AMSTERDAM, Holland — Entrepreneur and entertainer Aristakes Jessayan who, among others, owns two event agencies and for six years has run two travel agencies, was born in Athens, Greece in an Armenian family. In 2007 he traveled for the first time to Armenia, the land of his ancestors, and fell instantly under the spell of the country. There he saw a wealth of musical talent alongside lots of poverty. He has since set up a charitable foundation, partially funded by the proceeds of a garment factory, which started, in his words, “with a bit of struggle.”
“During my trip to Armenia I came impressed by the country. Setting foot for the first time in my motherland felt as refreshing experience. The people are enormously friendly, but also I found it challenging; there is a sharp contrast between rich and poor and much corruption hindering further development. During my stay I visited a music academy. You see, besides being a businessman I am also a musician and music matters very much to me. Let me make a side note about a highpoint in my singing carrier: It was the 2005 invitation to perform the national anthem of Armenia at the opening ceremony of the Netherlands-Armenia European Soccer Championship game. The school director made sure that a number of kids performed during my visit. I was impressed by the great number of talented piano and violin players, especially one girl who was playing piano for already 12 years. As it became evident that these youngsters were in needy circumstances, I made a contribution toward their teachers’ salaries and the acquisition of music instruments.”
Foundation Formed to Help Armenia
Back in the Netherlands, Jessayan, who has also been a singer for years, began a small charity to assist the deprived in Armenia. “The Aristakes Jessayan Foundation (AJF) aims to generate funds for children, orphans, war victims, the handicapped, elders and other needy people. We make sure to reach the recipients directly and not via middlemen or entities. This is done under the close scrutiny of local AJF staffers.”
The AJF has been running for a couple of years and is making steady progress. Many young musicians unable to afford music lessons are helped to pay their teachers. The run-down heating at a home for elderly and an orphanage has been repaired and running. In March, Jessayan traveled again to Armenia where he came upon Hakob Harutunyan, an expert in the garment trade, who had previously managed a fashion design school in the Netherlands.

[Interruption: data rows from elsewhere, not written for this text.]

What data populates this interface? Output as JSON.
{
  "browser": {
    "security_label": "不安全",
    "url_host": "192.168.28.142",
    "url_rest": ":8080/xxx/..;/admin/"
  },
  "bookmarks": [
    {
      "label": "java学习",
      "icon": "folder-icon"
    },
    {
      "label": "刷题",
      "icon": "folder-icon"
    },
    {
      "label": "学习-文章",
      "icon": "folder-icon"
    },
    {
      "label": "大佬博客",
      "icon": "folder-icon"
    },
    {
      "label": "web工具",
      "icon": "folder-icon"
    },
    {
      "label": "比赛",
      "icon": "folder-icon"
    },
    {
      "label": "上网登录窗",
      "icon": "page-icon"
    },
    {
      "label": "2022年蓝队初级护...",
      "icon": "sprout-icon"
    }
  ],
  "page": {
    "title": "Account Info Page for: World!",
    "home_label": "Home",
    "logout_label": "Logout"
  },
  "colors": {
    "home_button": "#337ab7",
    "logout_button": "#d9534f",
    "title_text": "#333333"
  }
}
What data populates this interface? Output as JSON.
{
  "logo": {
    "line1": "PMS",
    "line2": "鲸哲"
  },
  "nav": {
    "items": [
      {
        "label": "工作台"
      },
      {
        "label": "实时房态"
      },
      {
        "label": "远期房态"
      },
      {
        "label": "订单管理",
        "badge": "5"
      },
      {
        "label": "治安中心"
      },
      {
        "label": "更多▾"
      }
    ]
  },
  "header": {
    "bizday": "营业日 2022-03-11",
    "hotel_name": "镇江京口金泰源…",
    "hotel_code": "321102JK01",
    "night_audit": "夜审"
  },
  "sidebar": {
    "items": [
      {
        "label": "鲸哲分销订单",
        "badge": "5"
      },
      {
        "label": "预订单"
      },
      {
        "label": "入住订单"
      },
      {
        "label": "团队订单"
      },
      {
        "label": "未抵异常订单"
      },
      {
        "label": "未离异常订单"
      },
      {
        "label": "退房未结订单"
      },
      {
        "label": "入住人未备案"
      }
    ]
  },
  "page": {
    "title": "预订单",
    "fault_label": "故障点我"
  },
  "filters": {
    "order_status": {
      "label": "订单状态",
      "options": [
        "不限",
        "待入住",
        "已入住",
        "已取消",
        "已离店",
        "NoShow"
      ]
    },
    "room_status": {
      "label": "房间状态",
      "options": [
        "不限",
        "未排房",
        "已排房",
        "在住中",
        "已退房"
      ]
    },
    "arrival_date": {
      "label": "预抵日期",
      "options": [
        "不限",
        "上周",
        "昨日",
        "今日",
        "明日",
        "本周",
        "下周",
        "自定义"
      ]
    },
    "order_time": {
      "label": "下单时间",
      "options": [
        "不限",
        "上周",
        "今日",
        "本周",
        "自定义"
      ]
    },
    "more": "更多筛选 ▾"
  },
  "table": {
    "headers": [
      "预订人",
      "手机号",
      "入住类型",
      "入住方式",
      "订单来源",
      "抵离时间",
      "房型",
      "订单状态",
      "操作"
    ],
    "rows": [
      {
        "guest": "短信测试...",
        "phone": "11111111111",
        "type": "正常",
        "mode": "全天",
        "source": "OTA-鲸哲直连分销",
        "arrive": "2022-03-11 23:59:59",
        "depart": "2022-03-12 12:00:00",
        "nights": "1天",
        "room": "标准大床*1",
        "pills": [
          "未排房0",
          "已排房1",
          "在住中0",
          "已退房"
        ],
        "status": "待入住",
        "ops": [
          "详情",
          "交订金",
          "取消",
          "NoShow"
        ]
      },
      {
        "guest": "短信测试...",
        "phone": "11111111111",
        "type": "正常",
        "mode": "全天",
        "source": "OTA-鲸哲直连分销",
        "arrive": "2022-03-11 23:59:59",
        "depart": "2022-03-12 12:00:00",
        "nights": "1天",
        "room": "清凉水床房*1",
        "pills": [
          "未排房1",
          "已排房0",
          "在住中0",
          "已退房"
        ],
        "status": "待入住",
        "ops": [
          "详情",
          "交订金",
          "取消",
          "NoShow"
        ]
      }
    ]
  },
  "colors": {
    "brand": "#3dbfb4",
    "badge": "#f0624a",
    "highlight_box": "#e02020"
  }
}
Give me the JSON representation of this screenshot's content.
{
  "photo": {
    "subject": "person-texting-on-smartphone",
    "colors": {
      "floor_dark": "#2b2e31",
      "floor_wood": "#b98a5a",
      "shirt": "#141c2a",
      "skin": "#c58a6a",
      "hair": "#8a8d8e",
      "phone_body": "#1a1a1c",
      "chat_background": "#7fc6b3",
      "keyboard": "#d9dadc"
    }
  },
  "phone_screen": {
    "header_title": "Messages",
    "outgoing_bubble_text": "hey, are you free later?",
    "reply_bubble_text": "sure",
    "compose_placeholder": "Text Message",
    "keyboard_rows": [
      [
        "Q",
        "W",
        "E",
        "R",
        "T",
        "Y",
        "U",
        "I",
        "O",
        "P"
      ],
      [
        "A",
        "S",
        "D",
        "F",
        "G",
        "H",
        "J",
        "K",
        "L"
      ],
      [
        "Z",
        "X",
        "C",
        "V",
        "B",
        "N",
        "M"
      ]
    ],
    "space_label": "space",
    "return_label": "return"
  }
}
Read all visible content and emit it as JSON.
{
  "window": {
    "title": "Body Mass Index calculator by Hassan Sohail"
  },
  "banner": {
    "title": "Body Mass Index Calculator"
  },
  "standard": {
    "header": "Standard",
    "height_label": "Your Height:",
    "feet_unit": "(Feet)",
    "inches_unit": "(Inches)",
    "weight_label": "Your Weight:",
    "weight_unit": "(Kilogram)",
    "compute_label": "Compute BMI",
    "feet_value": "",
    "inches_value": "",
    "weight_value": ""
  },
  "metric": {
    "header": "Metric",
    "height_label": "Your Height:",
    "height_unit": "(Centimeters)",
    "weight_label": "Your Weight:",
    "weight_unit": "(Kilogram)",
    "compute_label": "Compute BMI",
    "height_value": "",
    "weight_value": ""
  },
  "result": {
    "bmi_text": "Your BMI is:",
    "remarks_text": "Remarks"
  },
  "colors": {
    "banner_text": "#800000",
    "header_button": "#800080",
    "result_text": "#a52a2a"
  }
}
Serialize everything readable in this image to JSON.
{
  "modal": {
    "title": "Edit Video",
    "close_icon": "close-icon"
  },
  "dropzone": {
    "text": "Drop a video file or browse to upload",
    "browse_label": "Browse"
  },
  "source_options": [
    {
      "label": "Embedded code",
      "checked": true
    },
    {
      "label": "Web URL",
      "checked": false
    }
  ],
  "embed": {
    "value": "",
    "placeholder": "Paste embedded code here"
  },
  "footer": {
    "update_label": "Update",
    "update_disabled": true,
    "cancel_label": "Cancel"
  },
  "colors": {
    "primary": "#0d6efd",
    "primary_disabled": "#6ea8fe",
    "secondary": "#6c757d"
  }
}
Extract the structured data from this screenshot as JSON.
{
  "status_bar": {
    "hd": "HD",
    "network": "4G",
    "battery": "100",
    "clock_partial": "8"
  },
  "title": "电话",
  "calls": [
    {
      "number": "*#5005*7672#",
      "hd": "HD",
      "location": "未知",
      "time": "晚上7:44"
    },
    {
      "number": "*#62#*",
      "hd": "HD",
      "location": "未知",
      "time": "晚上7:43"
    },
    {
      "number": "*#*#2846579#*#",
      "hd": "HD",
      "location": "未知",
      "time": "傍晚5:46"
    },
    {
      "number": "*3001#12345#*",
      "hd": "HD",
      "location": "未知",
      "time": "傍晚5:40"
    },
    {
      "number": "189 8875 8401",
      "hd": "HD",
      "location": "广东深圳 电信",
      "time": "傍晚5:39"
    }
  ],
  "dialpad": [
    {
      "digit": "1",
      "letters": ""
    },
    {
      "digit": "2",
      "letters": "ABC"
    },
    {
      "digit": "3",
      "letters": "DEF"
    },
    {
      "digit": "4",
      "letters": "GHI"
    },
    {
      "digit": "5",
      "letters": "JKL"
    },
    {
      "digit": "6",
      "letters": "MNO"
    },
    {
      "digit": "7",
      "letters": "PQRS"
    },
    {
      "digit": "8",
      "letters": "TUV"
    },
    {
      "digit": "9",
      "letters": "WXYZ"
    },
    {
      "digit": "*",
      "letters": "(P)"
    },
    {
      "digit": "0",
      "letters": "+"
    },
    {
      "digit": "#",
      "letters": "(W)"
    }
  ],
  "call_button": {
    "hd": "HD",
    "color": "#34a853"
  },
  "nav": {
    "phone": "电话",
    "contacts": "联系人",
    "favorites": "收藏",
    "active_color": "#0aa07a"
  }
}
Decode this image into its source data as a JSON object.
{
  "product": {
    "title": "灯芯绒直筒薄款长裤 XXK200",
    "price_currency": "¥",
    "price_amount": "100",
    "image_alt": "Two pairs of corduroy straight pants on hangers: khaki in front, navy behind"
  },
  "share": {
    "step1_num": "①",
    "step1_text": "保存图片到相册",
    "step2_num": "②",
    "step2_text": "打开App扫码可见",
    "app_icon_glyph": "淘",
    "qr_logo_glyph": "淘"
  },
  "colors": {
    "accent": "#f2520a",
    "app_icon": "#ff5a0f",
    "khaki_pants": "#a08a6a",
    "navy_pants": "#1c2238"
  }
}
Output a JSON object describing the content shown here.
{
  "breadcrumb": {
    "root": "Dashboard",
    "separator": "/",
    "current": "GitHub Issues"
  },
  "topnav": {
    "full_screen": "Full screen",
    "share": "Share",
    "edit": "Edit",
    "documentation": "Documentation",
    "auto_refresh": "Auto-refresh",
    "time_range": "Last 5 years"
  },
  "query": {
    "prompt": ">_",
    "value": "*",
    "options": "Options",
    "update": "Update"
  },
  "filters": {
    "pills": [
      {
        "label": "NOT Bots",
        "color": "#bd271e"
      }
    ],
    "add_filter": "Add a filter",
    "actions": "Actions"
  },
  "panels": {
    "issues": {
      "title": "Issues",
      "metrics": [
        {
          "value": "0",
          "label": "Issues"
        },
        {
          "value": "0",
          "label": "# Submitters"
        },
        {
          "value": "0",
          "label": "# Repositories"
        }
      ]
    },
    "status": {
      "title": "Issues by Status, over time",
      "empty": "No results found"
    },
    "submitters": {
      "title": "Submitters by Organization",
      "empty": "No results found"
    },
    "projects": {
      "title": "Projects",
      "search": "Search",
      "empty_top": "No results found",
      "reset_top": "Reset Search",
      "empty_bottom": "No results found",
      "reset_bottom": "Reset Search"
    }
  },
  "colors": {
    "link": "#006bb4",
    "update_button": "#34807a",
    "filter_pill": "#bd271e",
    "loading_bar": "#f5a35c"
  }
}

“Together with him we visited a diamond factory where we met another mutual friend. The factory was housed within an enormous industrial complex dating back to the Soviet times.” Wondering around they saw a large room full of machinery, as it happens 120 sewing machines, covered with sheets of plastic. “Prompted by my entrepreneurial instinct I told Hakob: You are a fashion designer; these machines are left idle with no purpose. Let’s put them to use.”